Exact copies of all the records are to be output.

[[ Source data open ]]

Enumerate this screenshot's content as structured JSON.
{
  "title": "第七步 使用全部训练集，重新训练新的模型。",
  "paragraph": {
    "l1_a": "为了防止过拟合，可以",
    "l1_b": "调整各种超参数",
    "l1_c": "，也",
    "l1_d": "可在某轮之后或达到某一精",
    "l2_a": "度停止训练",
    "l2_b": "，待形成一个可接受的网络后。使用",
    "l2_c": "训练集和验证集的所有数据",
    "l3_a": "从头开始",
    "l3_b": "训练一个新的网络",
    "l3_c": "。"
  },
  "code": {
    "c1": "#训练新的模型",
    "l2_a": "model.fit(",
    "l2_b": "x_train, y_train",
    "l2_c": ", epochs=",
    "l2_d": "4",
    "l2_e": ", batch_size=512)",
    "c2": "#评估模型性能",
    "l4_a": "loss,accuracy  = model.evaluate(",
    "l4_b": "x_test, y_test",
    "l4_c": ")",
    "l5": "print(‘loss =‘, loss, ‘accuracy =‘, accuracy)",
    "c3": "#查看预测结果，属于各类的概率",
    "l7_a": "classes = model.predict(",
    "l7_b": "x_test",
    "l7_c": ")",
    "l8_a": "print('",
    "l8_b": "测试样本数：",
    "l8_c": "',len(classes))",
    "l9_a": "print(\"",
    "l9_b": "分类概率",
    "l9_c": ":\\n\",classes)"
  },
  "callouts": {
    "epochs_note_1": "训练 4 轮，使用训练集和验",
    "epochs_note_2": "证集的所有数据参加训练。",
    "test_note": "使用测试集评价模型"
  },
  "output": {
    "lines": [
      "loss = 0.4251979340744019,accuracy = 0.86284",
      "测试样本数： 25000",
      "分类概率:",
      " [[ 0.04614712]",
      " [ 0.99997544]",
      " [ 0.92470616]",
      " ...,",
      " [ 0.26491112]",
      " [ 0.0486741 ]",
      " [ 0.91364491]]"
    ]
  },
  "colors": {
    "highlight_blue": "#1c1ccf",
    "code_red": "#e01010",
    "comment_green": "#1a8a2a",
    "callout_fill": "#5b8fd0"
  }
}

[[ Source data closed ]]

→ **Finished task**:
Enumerate this screenshot's content as structured JSON.
{
  "title": "第七步 使用全部训练集，重新训练新的模型。",
  "paragraph": {
    "l1_a": "为了防止过拟合，可以",
    "l1_b": "调整各种超参数",
    "l1_c": "，也",
    "l1_d": "可在某轮之后或达到某一精",
    "l2_a": "度停止训练",
    "l2_b": "，待形成一个可接受的网络后。使用",
    "l2_c": "训练集和验证集的所有数据",
    "l3_a": "从头开始",
    "l3_b": "训练一个新的网络",
    "l3_c": "。"
  },
  "code": {
    "c1": "#训练新的模型",
    "l2_a": "model.fit(",
    "l2_b": "x_train, y_train",
    "l2_c": ", epochs=",
    "l2_d": "4",
    "l2_e": ", batch_size=512)",
    "c2": "#评估模型性能",
    "l4_a": "loss,accuracy  = model.evaluate(",
    "l4_b": "x_test, y_test",
    "l4_c": ")",
    "l5": "print(‘loss =‘, loss, ‘accuracy =‘, accuracy)",
    "c3": "#查看预测结果，属于各类的概率",
    "l7_a": "classes = model.predict(",
    "l7_b": "x_test",
    "l7_c": ")",
    "l8_a": "print('",
    "l8_b": "测试样本数：",
    "l8_c": "',len(classes))",
    "l9_a": "print(\"",
    "l9_b": "分类概率",
    "l9_c": ":\\n\",classes)"
  },
  "callouts": {
    "epochs_note_1": "训练 4 轮，使用训练集和验",
    "epochs_note_2": "证集的所有数据参加训练。",
    "test_note": "使用测试集评价模型"
  },
  "output": {
    "lines": [
      "loss = 0.4251979340744019,accuracy = 0.86284",
      "测试样本数： 25000",
      "分类概率:",
      " [[ 0.04614712]",
      " [ 0.99997544]",
      " [ 0.92470616]",
      " ...,",
      " [ 0.26491112]",
      " [ 0.0486741 ]",
      " [ 0.91364491]]"
    ]
  },
  "colors": {
    "highlight_blue": "#1c1ccf",
    "code_red": "#e01010",
    "comment_green": "#1a8a2a",
    "callout_fill": "#5b8fd0"
  }
}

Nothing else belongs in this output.